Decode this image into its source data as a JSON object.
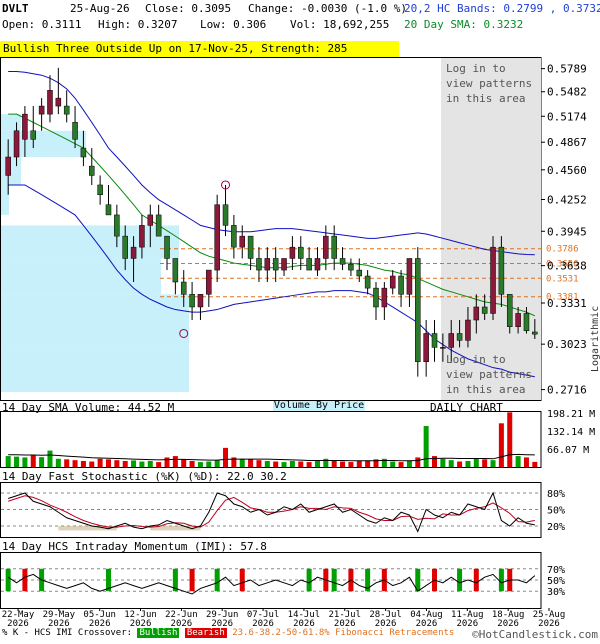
{
  "header": {
    "symbol": "DVLT",
    "date": "25-Aug-26",
    "close": "Close: 0.3095",
    "change": "Change: -0.0030 (-1.0 %)",
    "open": "Open: 0.3111",
    "high": "High: 0.3207",
    "low": "Low: 0.306",
    "vol": "Vol: 18,692,255",
    "bands": "20,2 HC Bands: 0.2799 , 0.3732",
    "sma": "20 Day SMA: 0.3232"
  },
  "banner": "Bullish Three Outside Up on 17-Nov-25, Strength: 285",
  "login_text": "Log in to\nview patterns\nin this area",
  "panels": {
    "volume_title": "14 Day SMA Volume: 44.52 M",
    "vbp_label": "Volume By Price",
    "daily_label": "DAILY CHART",
    "stoch_title": "14 Day Fast Stochastic (%K) (%D): 22.0   30.2",
    "imi_title": "14 Day HCS Intraday Momentum (IMI): 57.8",
    "logarithmic": "Logarithmic"
  },
  "legend": {
    "prefix": "% K - HCS IMI Crossover:",
    "bullish": "Bullish",
    "bearish": "Bearish",
    "fib": "23.6-38.2-50-61.8% Fibonacci Retracements"
  },
  "watermark": "©HotCandlestick.com",
  "colors": {
    "up": "#8b1a3a",
    "down": "#2a7a2a",
    "band": "#1010c0",
    "sma": "#0a8a0a",
    "fib": "#e07020",
    "vbp": "#c8f0fb",
    "shade": "#e4e4e4",
    "vol_up": "#00a000",
    "vol_down": "#e00000"
  },
  "chart_data": {
    "type": "candlestick",
    "scale": "log",
    "price_ticks": [
      "0.5789",
      "0.5482",
      "0.5174",
      "0.4867",
      "0.4560",
      "0.4252",
      "0.3945",
      "0.3638",
      "0.3331",
      "0.3023",
      "0.2716"
    ],
    "price_tick_values": [
      0.5789,
      0.5482,
      0.5174,
      0.4867,
      0.456,
      0.4252,
      0.3945,
      0.3638,
      0.3331,
      0.3023,
      0.2716
    ],
    "fib_levels": [
      0.3786,
      0.3656,
      0.3531,
      0.3381
    ],
    "fib_labels": [
      "0.3786",
      "0.3656",
      "0.3531",
      "0.3381"
    ],
    "x_labels": [
      {
        "d": "22-May",
        "y": "2026"
      },
      {
        "d": "29-May",
        "y": "2026"
      },
      {
        "d": "05-Jun",
        "y": "2026"
      },
      {
        "d": "12-Jun",
        "y": "2026"
      },
      {
        "d": "22-Jun",
        "y": "2026"
      },
      {
        "d": "29-Jun",
        "y": "2026"
      },
      {
        "d": "07-Jul",
        "y": "2026"
      },
      {
        "d": "14-Jul",
        "y": "2026"
      },
      {
        "d": "21-Jul",
        "y": "2026"
      },
      {
        "d": "28-Jul",
        "y": "2026"
      },
      {
        "d": "04-Aug",
        "y": "2026"
      },
      {
        "d": "11-Aug",
        "y": "2026"
      },
      {
        "d": "18-Aug",
        "y": "2026"
      },
      {
        "d": "25-Aug",
        "y": "2026"
      }
    ],
    "volume_ticks": [
      "198.21 M",
      "132.14 M",
      "66.07 M"
    ],
    "volume_tick_values": [
      198.21,
      132.14,
      66.07
    ],
    "stoch_ticks": [
      "80%",
      "50%",
      "20%"
    ],
    "stoch_tick_values": [
      80,
      50,
      20
    ],
    "imi_ticks": [
      "70%",
      "50%",
      "30%"
    ],
    "imi_tick_values": [
      70,
      50,
      30
    ],
    "candles": [
      [
        0.45,
        0.49,
        0.43,
        0.47
      ],
      [
        0.47,
        0.51,
        0.46,
        0.5
      ],
      [
        0.49,
        0.53,
        0.47,
        0.52
      ],
      [
        0.5,
        0.53,
        0.48,
        0.49
      ],
      [
        0.52,
        0.54,
        0.5,
        0.53
      ],
      [
        0.52,
        0.57,
        0.51,
        0.55
      ],
      [
        0.53,
        0.58,
        0.52,
        0.54
      ],
      [
        0.53,
        0.55,
        0.51,
        0.52
      ],
      [
        0.51,
        0.53,
        0.48,
        0.49
      ],
      [
        0.48,
        0.5,
        0.46,
        0.47
      ],
      [
        0.46,
        0.48,
        0.44,
        0.45
      ],
      [
        0.44,
        0.45,
        0.42,
        0.43
      ],
      [
        0.42,
        0.44,
        0.41,
        0.41
      ],
      [
        0.41,
        0.42,
        0.38,
        0.39
      ],
      [
        0.39,
        0.4,
        0.36,
        0.37
      ],
      [
        0.37,
        0.39,
        0.35,
        0.38
      ],
      [
        0.38,
        0.41,
        0.37,
        0.4
      ],
      [
        0.4,
        0.42,
        0.38,
        0.41
      ],
      [
        0.41,
        0.42,
        0.39,
        0.39
      ],
      [
        0.39,
        0.39,
        0.36,
        0.37
      ],
      [
        0.37,
        0.37,
        0.34,
        0.35
      ],
      [
        0.35,
        0.36,
        0.33,
        0.34
      ],
      [
        0.34,
        0.35,
        0.32,
        0.33
      ],
      [
        0.33,
        0.34,
        0.32,
        0.34
      ],
      [
        0.34,
        0.36,
        0.33,
        0.36
      ],
      [
        0.36,
        0.43,
        0.35,
        0.42
      ],
      [
        0.42,
        0.44,
        0.39,
        0.4
      ],
      [
        0.4,
        0.41,
        0.37,
        0.38
      ],
      [
        0.38,
        0.4,
        0.37,
        0.39
      ],
      [
        0.39,
        0.39,
        0.36,
        0.37
      ],
      [
        0.37,
        0.38,
        0.35,
        0.36
      ],
      [
        0.36,
        0.38,
        0.35,
        0.37
      ],
      [
        0.37,
        0.38,
        0.35,
        0.36
      ],
      [
        0.36,
        0.37,
        0.355,
        0.37
      ],
      [
        0.37,
        0.39,
        0.36,
        0.38
      ],
      [
        0.38,
        0.39,
        0.36,
        0.37
      ],
      [
        0.37,
        0.38,
        0.36,
        0.36
      ],
      [
        0.36,
        0.38,
        0.355,
        0.37
      ],
      [
        0.37,
        0.4,
        0.36,
        0.39
      ],
      [
        0.39,
        0.4,
        0.36,
        0.37
      ],
      [
        0.37,
        0.38,
        0.36,
        0.365
      ],
      [
        0.365,
        0.37,
        0.355,
        0.36
      ],
      [
        0.36,
        0.37,
        0.35,
        0.355
      ],
      [
        0.355,
        0.36,
        0.34,
        0.345
      ],
      [
        0.345,
        0.35,
        0.32,
        0.33
      ],
      [
        0.33,
        0.35,
        0.32,
        0.345
      ],
      [
        0.345,
        0.36,
        0.34,
        0.355
      ],
      [
        0.355,
        0.36,
        0.33,
        0.34
      ],
      [
        0.34,
        0.37,
        0.33,
        0.37
      ],
      [
        0.37,
        0.38,
        0.28,
        0.29
      ],
      [
        0.29,
        0.32,
        0.28,
        0.31
      ],
      [
        0.31,
        0.32,
        0.29,
        0.3
      ],
      [
        0.3,
        0.31,
        0.29,
        0.3
      ],
      [
        0.3,
        0.32,
        0.29,
        0.31
      ],
      [
        0.31,
        0.32,
        0.3,
        0.305
      ],
      [
        0.305,
        0.33,
        0.3,
        0.32
      ],
      [
        0.32,
        0.34,
        0.31,
        0.33
      ],
      [
        0.33,
        0.34,
        0.32,
        0.325
      ],
      [
        0.325,
        0.39,
        0.32,
        0.38
      ],
      [
        0.38,
        0.39,
        0.33,
        0.34
      ],
      [
        0.34,
        0.34,
        0.31,
        0.315
      ],
      [
        0.315,
        0.33,
        0.31,
        0.325
      ],
      [
        0.325,
        0.33,
        0.31,
        0.312
      ],
      [
        0.3111,
        0.3207,
        0.306,
        0.3095
      ]
    ],
    "sma20": [
      0.52,
      0.52,
      0.515,
      0.51,
      0.505,
      0.5,
      0.495,
      0.49,
      0.485,
      0.48,
      0.47,
      0.46,
      0.45,
      0.44,
      0.43,
      0.42,
      0.41,
      0.405,
      0.4,
      0.395,
      0.39,
      0.385,
      0.38,
      0.375,
      0.372,
      0.37,
      0.368,
      0.366,
      0.365,
      0.364,
      0.363,
      0.362,
      0.362,
      0.362,
      0.363,
      0.364,
      0.364,
      0.364,
      0.365,
      0.366,
      0.366,
      0.366,
      0.365,
      0.364,
      0.362,
      0.36,
      0.359,
      0.357,
      0.356,
      0.353,
      0.35,
      0.347,
      0.344,
      0.342,
      0.34,
      0.338,
      0.336,
      0.334,
      0.333,
      0.332,
      0.33,
      0.328,
      0.326,
      0.3232
    ],
    "upper_band": [
      0.575,
      0.575,
      0.574,
      0.572,
      0.57,
      0.566,
      0.56,
      0.552,
      0.54,
      0.525,
      0.51,
      0.495,
      0.48,
      0.47,
      0.46,
      0.45,
      0.44,
      0.432,
      0.425,
      0.42,
      0.415,
      0.41,
      0.405,
      0.4,
      0.398,
      0.396,
      0.395,
      0.394,
      0.394,
      0.394,
      0.395,
      0.396,
      0.397,
      0.397,
      0.397,
      0.396,
      0.395,
      0.394,
      0.393,
      0.392,
      0.391,
      0.39,
      0.389,
      0.388,
      0.388,
      0.389,
      0.39,
      0.391,
      0.392,
      0.393,
      0.392,
      0.39,
      0.388,
      0.386,
      0.384,
      0.382,
      0.38,
      0.378,
      0.377,
      0.376,
      0.375,
      0.374,
      0.3735,
      0.3732
    ],
    "lower_band": [
      0.44,
      0.44,
      0.44,
      0.435,
      0.43,
      0.425,
      0.42,
      0.415,
      0.41,
      0.4,
      0.39,
      0.38,
      0.37,
      0.36,
      0.352,
      0.345,
      0.34,
      0.336,
      0.333,
      0.33,
      0.328,
      0.327,
      0.326,
      0.326,
      0.327,
      0.328,
      0.33,
      0.332,
      0.333,
      0.334,
      0.335,
      0.336,
      0.337,
      0.338,
      0.339,
      0.34,
      0.341,
      0.342,
      0.342,
      0.343,
      0.343,
      0.343,
      0.342,
      0.341,
      0.338,
      0.334,
      0.33,
      0.326,
      0.322,
      0.318,
      0.312,
      0.306,
      0.302,
      0.298,
      0.295,
      0.292,
      0.29,
      0.288,
      0.286,
      0.285,
      0.283,
      0.282,
      0.281,
      0.2799
    ],
    "volume": [
      40,
      38,
      35,
      42,
      36,
      60,
      30,
      28,
      25,
      22,
      20,
      30,
      28,
      25,
      22,
      24,
      20,
      22,
      18,
      35,
      40,
      28,
      22,
      18,
      20,
      25,
      70,
      35,
      30,
      28,
      25,
      22,
      20,
      18,
      22,
      20,
      18,
      22,
      30,
      25,
      20,
      18,
      22,
      24,
      28,
      30,
      20,
      18,
      22,
      35,
      150,
      40,
      30,
      25,
      20,
      22,
      30,
      28,
      25,
      160,
      200,
      40,
      35,
      18.7
    ],
    "vol_sma": [
      45,
      45,
      44,
      44,
      43,
      44,
      42,
      40,
      38,
      36,
      34,
      33,
      32,
      31,
      30,
      29,
      28,
      27,
      26,
      27,
      28,
      28,
      27,
      26,
      25,
      25,
      28,
      29,
      29,
      29,
      29,
      29,
      28,
      27,
      26,
      25,
      24,
      24,
      24,
      24,
      24,
      23,
      23,
      23,
      23,
      24,
      24,
      23,
      23,
      24,
      30,
      31,
      32,
      32,
      31,
      31,
      31,
      31,
      30,
      37,
      45,
      46,
      45,
      44.5
    ],
    "stoch_k": [
      70,
      75,
      80,
      65,
      60,
      55,
      45,
      35,
      30,
      25,
      20,
      18,
      15,
      20,
      25,
      18,
      15,
      20,
      22,
      30,
      25,
      20,
      15,
      20,
      45,
      80,
      75,
      60,
      55,
      45,
      50,
      40,
      45,
      55,
      50,
      60,
      45,
      50,
      55,
      60,
      45,
      50,
      40,
      30,
      25,
      35,
      30,
      45,
      40,
      10,
      50,
      40,
      35,
      45,
      40,
      60,
      55,
      50,
      80,
      30,
      20,
      35,
      25,
      22
    ],
    "stoch_d": [
      65,
      70,
      75,
      72,
      66,
      58,
      52,
      45,
      37,
      30,
      25,
      21,
      18,
      18,
      20,
      21,
      19,
      18,
      19,
      24,
      26,
      25,
      20,
      18,
      27,
      48,
      67,
      72,
      63,
      53,
      50,
      45,
      45,
      47,
      50,
      55,
      52,
      52,
      50,
      55,
      53,
      52,
      45,
      40,
      33,
      30,
      30,
      37,
      38,
      32,
      34,
      33,
      42,
      40,
      40,
      48,
      52,
      55,
      62,
      53,
      43,
      28,
      27,
      30.2
    ],
    "imi": [
      55,
      45,
      55,
      60,
      50,
      45,
      40,
      35,
      40,
      45,
      35,
      30,
      35,
      40,
      45,
      40,
      35,
      40,
      45,
      40,
      35,
      30,
      25,
      35,
      40,
      45,
      55,
      40,
      45,
      50,
      40,
      45,
      50,
      45,
      40,
      50,
      45,
      55,
      50,
      45,
      40,
      50,
      40,
      35,
      45,
      50,
      40,
      45,
      55,
      30,
      40,
      50,
      45,
      55,
      45,
      50,
      45,
      55,
      60,
      45,
      50,
      50,
      45,
      57.8
    ],
    "imi_bars": [
      [
        0,
        "bull"
      ],
      [
        2,
        "bear"
      ],
      [
        4,
        "bull"
      ],
      [
        12,
        "bull"
      ],
      [
        20,
        "bull"
      ],
      [
        22,
        "bear"
      ],
      [
        25,
        "bull"
      ],
      [
        28,
        "bear"
      ],
      [
        36,
        "bull"
      ],
      [
        38,
        "bear"
      ],
      [
        39,
        "bull"
      ],
      [
        41,
        "bear"
      ],
      [
        43,
        "bull"
      ],
      [
        45,
        "bear"
      ],
      [
        49,
        "bull"
      ],
      [
        51,
        "bear"
      ],
      [
        54,
        "bull"
      ],
      [
        56,
        "bear"
      ],
      [
        59,
        "bull"
      ],
      [
        60,
        "bear"
      ]
    ]
  }
}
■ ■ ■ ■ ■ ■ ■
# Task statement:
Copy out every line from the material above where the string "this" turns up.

# Solution to the exercise:
Decode this image into its source data as a JSON object.
  "login_text": "Log in to\nview patterns\nin this area",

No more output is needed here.